What is a short sale and how does it differ from other sales?
Simply put, a short sale is when a home sells for a price that won't cover the cost of the outstanding mortgage.Short sales are different from both traditional home sales and foreclosures. In a traditional home sale, you work with only the seller and the seller's agent to make an offer. In a foreclosure, the lender has already bought the property, so you’ll make an offer directly to the lender, without a buyer involved. In a short sale, the home is being sold at a loss. So, while the seller still owns the property, the lender must approve any offers.
Below are tips on what to expect and how to have your offer stand out from the crowd.
1. Have your finances sorted
Solid financing always makes an offer appear stronger, but this is especially true in a short sale.
According to Mark Ainley of GC Realty Investments in Chicago, "You can increase your chances of having an offer accepted by either being a cash buyer or having a pre-approval letter from a lender. The pre-approval will carry more weight than a pre-qualification letter because it shows that a lender has already vetted your finances and approved you for that loan amount."

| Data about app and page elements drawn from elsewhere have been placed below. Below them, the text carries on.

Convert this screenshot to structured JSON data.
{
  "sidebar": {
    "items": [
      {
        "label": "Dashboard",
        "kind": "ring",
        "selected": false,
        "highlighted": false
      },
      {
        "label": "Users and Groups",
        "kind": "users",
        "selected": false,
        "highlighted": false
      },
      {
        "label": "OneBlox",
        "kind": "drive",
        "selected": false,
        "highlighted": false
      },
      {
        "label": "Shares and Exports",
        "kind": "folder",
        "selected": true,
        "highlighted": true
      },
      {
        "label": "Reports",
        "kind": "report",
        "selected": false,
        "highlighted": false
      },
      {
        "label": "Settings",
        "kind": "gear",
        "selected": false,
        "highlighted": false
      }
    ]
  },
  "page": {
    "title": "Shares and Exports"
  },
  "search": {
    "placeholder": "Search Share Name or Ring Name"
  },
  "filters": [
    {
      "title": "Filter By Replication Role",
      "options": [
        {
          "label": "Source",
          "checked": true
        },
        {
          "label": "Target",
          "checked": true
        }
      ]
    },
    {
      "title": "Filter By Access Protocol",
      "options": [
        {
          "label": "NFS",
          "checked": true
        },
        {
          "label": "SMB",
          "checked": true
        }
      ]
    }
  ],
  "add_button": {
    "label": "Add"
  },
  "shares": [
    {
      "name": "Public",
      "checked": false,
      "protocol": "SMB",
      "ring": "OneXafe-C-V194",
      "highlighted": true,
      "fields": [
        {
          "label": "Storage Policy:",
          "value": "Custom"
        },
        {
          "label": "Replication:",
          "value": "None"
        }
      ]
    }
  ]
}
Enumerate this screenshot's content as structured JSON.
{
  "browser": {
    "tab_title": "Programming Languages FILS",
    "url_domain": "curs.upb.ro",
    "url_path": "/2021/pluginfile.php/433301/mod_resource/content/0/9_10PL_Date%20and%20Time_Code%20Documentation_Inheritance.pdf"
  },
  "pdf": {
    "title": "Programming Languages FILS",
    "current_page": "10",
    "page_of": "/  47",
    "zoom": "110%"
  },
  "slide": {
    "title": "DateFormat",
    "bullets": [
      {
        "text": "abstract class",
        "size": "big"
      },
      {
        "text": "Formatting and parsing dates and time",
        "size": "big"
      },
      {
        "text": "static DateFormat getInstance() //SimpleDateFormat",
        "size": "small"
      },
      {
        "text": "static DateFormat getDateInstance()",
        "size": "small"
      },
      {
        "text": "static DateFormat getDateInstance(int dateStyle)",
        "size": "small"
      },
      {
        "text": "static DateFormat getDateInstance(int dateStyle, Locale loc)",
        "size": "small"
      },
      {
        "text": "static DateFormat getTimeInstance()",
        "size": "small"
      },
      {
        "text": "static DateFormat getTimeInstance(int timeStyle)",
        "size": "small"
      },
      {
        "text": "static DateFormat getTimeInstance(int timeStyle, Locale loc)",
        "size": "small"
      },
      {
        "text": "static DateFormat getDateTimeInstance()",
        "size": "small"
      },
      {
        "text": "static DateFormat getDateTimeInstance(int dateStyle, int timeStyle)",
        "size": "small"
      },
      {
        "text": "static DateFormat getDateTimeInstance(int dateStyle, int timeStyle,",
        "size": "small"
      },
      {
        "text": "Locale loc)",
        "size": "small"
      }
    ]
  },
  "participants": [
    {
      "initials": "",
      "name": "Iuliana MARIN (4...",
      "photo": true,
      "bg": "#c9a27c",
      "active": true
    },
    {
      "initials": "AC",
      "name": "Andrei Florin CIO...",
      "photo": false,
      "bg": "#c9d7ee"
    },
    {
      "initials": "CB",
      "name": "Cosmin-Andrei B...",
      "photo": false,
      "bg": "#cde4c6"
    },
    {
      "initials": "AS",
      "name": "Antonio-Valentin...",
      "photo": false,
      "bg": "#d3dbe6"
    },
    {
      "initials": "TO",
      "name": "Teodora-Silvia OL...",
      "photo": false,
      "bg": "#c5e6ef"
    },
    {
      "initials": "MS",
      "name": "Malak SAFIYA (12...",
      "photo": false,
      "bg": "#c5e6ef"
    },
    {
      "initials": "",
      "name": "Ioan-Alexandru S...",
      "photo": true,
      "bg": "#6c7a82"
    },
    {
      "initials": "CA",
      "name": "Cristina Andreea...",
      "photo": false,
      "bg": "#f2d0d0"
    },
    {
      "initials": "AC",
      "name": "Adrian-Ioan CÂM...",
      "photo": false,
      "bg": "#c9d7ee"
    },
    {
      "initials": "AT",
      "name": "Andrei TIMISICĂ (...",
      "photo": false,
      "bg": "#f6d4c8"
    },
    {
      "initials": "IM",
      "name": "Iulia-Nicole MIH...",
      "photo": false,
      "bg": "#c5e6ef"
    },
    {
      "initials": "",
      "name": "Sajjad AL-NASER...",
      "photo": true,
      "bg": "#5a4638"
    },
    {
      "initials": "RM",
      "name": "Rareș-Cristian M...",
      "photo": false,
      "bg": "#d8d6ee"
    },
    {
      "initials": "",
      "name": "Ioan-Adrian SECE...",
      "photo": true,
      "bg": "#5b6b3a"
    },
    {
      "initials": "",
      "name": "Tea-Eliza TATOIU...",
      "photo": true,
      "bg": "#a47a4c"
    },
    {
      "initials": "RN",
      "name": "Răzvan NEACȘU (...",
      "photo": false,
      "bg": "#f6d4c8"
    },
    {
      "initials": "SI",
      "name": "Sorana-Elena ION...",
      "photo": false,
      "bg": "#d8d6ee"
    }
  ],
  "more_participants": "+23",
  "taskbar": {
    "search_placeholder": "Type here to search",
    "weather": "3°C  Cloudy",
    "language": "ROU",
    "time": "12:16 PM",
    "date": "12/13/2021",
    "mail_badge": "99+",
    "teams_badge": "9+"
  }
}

In addition to the pre-approval, being prepared to put down a sizable earnest money deposit can help move your offer to the top of the pile.
2. Be ready to wait for approval

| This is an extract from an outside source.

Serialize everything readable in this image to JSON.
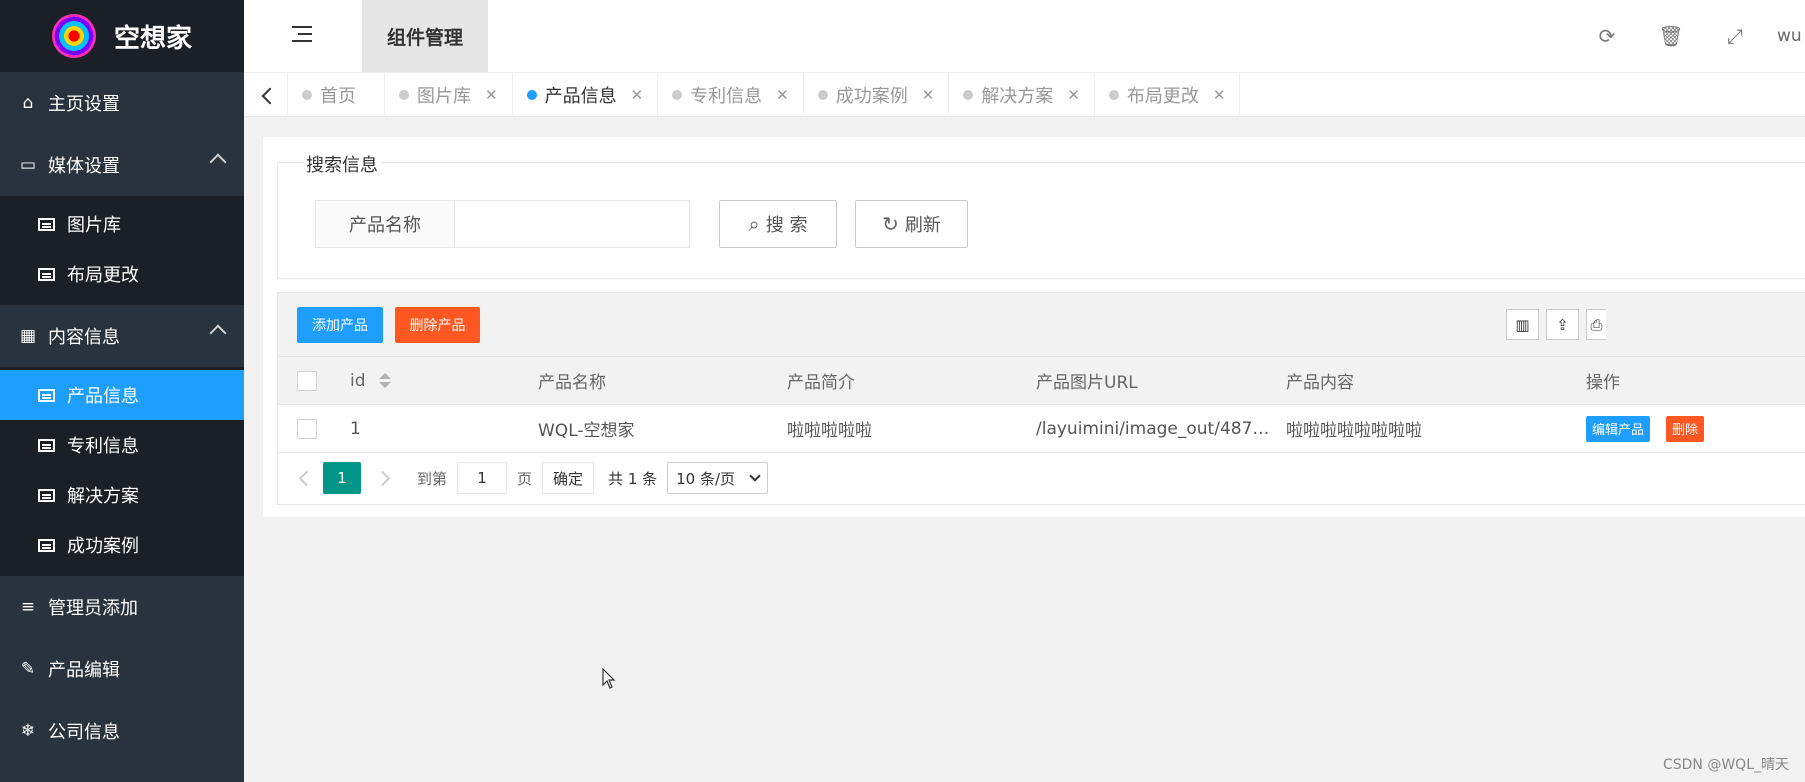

The approval process is a bit different with short sales. The seller first has to approve your offer, as usual, but then it must be sent to the lender for review before the sale can move forward.
"Be patient. Banks take their time approving a short sale," advises, Kathryn Bishop, a Keller Williams agent in Los Angeles.
Several individuals, including the lender, will need to look at your offer before a consensus can be reached. The lender must decide how much of a loss it's willing to take on the loan and it'll likely vet your finances to make sure you are financially sound enough to buy the home.
This process could take weeks, but in most cases it will take three to four months.
3. Don’t expect contingencies
In a typical home sale, you can negotiate contingencies with the seller to reduce closing costs, cover fees, or make repairs before you finalize the deal. However, in a short sale, the lender also needs to be taken into consideration, and it is less likely to approve your contingencies.
Keep in mind that the lender is already taking a loss on the loan and won’t want to lower its profits any further.
The lender "is the one making the final decision on whether or not to accept your offer," says Karen Hanover, a former short sale negotiator with a major lender. "They are going to look at the net after all costs of sale, not just the asking price. They also want to see the properties sold as is."
4. Don't navigate a short sale alone
The bank will be trying to recoup as much of its investment as possible, and the seller will be focused on unloading the property before it's foreclosed. So who has your interest at heart? It's important to have someone in your corner who can advocate for you and make sure you leave the negotiating table satisfied.
"The buyer must be able to control who does the short sale negotiation and have the legal right to communicate with that negotiator and receive status reports," says James Tupitza, a real estate lawyer with Tupitza & Associates in West Chester, PA.
Before you even consider making an offer, make sure to bring on a real estate agent—or even legal council—who specializes in this type of transaction.